Meanwhile, PS4 benefits in its own way from patch 1.08. A horseback ride through Novigrad City still gives us the same one-off stutters (not seen to the same extent on Xbox One), but the sustained drop to 25fps in the marketplace brought about by patch 1.07 is now gone. We now get an average of 30fps here as we turn the corner on the latest patch, and PS4's overall delivery is once again very close to that of patch 1.05's. The negative side-effects seen in the last patch are undone, and we're essentially back where we were.
- The Witcher 3 PlayStation 4 patch 1.08 vs patch 1.07/1.05 performance
- The Witcher 3 PlayStation 4 vs Xbox One patch 1.08 performance
So what does this mean? On the one hand, we can celebrate the fact that The Witcher 3's last, most optimal state has been restored with patch 1.08. And of course, we keep all the other benefits the 1.07 update introduced at the time, such as a smoother movement mode for Geralt, its revised inventory system, plus a laundry list of bug fixes. However, those expecting a real vault forward in performance shouldn't get their hopes up here; this simply gives us what we had in the first place with patch 1.05.
Needless to say, this is The Witcher 3 in its best state on either console, though it's clear certain issues persist even after six updates. Sony's machine in particular suffers from stuttering in busy areas, and both console experiences are marred by pop-in around built-up city areas.
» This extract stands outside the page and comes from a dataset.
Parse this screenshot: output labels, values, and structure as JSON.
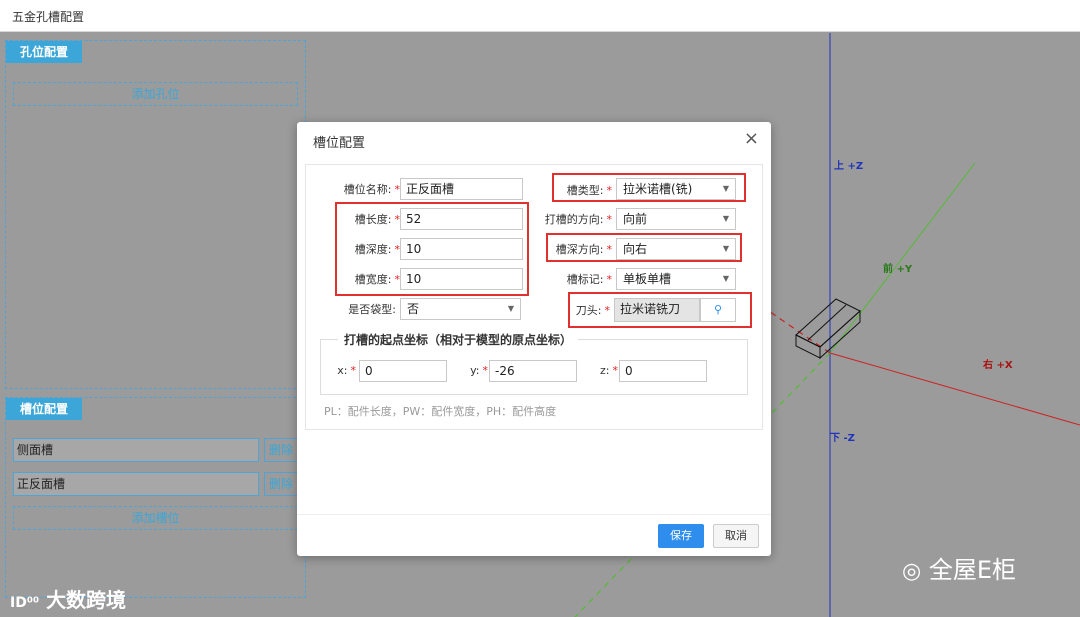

As you can see in our three-way comparison between patches 1.05, 1.07 and 1.08, we still have NPCs wandering about with no limbs, torsos or heads, while textures can fail to stream in as we canter through Novigrad's city gates. It's still an issue, though the manifestation of it is different for every re-test of this route.
As a summary of where things stand, Microsoft's machine continues to give the smoothest performance of the two, though it's shorn of the true, native 1080p output seen on PS4. It's also fair to say both could use additional refinement on a technical level, and that after so many false dawns the likelihood of a major break-through in performance is growing increasingly smaller. But three months on from The Witcher 3's original release, at least patch 1.08 puts us back on track.
We've also had a number of requests to test performance in the game with post-processing turned off - a feature added in patch 1.07. Initially we tested this on Xbox One and any performance differential was in the margin of error, so thought little more of it - and that's a state of affairs that remains the same on the latest code. However, returning to it in 1.08, we find that disabling both blur and motion blur does make a significant improvement on PS4's most troubling areas, as you can see in the shots above (tests we've re-run to confirm). Disabling these effects doesn't actually impact image quality that much - so owners of Sony's console might want to check it out. We'll update with a full video as soon as we can.